--- What this task involves ---
Filter the entries down to the lines containing "price", and copy those lines.

===

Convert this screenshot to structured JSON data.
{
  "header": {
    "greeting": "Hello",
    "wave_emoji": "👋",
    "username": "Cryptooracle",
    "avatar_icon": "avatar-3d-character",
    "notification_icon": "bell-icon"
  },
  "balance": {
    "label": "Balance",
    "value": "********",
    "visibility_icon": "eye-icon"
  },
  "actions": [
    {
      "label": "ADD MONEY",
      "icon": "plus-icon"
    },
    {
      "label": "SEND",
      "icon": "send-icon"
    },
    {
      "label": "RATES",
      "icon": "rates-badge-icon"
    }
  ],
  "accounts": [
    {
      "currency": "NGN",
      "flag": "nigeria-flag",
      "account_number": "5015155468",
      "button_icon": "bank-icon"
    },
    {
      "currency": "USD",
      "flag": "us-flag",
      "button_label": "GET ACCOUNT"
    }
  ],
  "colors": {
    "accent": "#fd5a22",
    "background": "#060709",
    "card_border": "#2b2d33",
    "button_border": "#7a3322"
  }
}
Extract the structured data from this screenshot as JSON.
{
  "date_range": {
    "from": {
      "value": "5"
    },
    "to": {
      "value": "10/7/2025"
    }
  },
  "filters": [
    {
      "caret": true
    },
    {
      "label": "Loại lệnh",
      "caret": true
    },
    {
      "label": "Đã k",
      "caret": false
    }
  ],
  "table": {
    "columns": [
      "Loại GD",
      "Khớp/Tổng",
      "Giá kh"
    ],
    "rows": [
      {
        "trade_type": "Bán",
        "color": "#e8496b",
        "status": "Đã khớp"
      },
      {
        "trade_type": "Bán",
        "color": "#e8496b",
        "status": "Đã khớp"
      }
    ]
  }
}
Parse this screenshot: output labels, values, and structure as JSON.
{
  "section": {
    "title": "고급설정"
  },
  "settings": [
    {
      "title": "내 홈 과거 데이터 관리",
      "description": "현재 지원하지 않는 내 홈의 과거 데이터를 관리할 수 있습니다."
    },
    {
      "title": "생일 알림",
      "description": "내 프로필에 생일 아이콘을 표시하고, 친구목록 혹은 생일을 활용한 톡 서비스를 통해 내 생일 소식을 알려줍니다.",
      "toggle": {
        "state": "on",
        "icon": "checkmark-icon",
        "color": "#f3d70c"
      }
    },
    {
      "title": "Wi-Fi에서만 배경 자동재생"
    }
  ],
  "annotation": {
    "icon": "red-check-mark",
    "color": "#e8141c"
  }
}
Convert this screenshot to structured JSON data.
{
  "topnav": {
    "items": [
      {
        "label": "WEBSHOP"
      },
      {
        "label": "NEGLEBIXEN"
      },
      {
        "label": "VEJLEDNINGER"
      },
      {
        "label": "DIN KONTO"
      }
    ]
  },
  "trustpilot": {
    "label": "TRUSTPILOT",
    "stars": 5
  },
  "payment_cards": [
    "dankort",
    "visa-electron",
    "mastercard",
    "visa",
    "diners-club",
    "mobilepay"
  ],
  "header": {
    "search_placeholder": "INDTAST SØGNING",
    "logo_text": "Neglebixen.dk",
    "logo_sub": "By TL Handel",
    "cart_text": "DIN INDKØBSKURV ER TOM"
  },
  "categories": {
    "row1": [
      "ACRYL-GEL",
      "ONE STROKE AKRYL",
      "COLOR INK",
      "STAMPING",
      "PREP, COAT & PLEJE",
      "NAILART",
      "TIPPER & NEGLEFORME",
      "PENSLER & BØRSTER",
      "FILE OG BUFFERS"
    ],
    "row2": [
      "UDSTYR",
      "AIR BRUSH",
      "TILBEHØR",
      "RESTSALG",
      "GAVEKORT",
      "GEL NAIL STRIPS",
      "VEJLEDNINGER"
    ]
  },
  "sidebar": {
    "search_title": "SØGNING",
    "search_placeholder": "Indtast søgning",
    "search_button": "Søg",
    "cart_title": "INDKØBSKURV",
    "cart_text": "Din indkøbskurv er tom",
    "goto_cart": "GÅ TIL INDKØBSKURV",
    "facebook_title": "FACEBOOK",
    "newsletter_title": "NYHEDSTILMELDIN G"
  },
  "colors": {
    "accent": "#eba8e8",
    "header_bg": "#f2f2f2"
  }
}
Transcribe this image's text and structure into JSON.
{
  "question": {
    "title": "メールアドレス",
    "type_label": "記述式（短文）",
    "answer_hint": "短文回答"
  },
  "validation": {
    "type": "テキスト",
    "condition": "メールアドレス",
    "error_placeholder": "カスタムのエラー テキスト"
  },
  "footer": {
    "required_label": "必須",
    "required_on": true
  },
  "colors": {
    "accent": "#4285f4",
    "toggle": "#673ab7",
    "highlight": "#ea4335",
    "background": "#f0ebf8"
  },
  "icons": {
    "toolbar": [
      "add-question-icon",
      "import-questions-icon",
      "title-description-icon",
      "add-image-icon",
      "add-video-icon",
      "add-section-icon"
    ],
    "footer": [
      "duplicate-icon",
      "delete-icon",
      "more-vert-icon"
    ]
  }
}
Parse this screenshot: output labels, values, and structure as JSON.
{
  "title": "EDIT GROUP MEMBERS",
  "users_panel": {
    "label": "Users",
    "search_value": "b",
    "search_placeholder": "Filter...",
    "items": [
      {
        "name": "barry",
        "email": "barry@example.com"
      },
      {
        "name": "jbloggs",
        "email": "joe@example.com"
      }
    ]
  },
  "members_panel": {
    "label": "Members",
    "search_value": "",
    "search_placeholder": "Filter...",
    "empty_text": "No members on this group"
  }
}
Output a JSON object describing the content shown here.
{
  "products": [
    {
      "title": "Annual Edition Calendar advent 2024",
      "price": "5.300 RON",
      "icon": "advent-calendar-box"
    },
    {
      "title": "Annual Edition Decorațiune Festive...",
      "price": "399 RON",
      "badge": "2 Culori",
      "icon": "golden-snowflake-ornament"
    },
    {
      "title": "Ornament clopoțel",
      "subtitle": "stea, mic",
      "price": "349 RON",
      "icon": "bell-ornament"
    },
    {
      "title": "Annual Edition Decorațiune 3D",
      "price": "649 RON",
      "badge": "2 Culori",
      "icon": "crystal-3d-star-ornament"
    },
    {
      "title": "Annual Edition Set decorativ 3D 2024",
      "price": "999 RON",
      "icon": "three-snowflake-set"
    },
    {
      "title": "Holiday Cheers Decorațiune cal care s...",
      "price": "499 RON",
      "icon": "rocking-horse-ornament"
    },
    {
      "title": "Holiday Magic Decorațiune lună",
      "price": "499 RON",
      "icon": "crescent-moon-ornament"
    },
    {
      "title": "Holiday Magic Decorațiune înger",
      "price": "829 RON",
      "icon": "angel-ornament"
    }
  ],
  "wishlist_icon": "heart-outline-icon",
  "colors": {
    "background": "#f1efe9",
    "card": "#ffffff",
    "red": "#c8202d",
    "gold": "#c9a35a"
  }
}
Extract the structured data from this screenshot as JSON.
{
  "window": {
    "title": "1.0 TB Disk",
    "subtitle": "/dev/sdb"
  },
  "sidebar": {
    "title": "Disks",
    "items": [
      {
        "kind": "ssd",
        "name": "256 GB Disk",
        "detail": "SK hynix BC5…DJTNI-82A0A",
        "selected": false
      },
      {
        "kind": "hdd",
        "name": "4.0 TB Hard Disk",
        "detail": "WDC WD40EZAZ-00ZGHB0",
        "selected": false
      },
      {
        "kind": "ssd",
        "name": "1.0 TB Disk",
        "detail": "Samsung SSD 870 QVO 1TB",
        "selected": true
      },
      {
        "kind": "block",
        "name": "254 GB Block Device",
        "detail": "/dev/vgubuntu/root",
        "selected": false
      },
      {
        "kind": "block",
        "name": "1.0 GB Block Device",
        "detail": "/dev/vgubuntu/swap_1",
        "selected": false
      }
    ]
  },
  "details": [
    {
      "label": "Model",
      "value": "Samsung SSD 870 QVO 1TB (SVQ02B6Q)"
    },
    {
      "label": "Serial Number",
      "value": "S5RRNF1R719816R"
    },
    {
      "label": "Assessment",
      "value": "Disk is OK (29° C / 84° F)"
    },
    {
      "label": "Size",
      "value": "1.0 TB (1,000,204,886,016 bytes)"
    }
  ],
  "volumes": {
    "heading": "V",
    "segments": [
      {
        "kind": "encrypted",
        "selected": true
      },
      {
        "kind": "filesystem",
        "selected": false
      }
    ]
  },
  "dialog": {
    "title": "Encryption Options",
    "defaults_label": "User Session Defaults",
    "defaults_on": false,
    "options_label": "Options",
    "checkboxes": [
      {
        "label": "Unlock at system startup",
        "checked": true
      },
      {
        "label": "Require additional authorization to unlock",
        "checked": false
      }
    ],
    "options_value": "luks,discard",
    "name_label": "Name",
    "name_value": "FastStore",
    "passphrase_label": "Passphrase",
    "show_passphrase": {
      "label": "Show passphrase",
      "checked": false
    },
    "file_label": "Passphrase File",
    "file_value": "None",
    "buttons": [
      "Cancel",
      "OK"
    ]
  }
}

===

--- Result for this exercise ---
      "price": "5.300 RON",
      "price": "399 RON",
      "price": "349 RON",
      "price": "649 RON",
      "price": "999 RON",
      "price": "499 RON",
      "price": "499 RON",
      "price": "829 RON",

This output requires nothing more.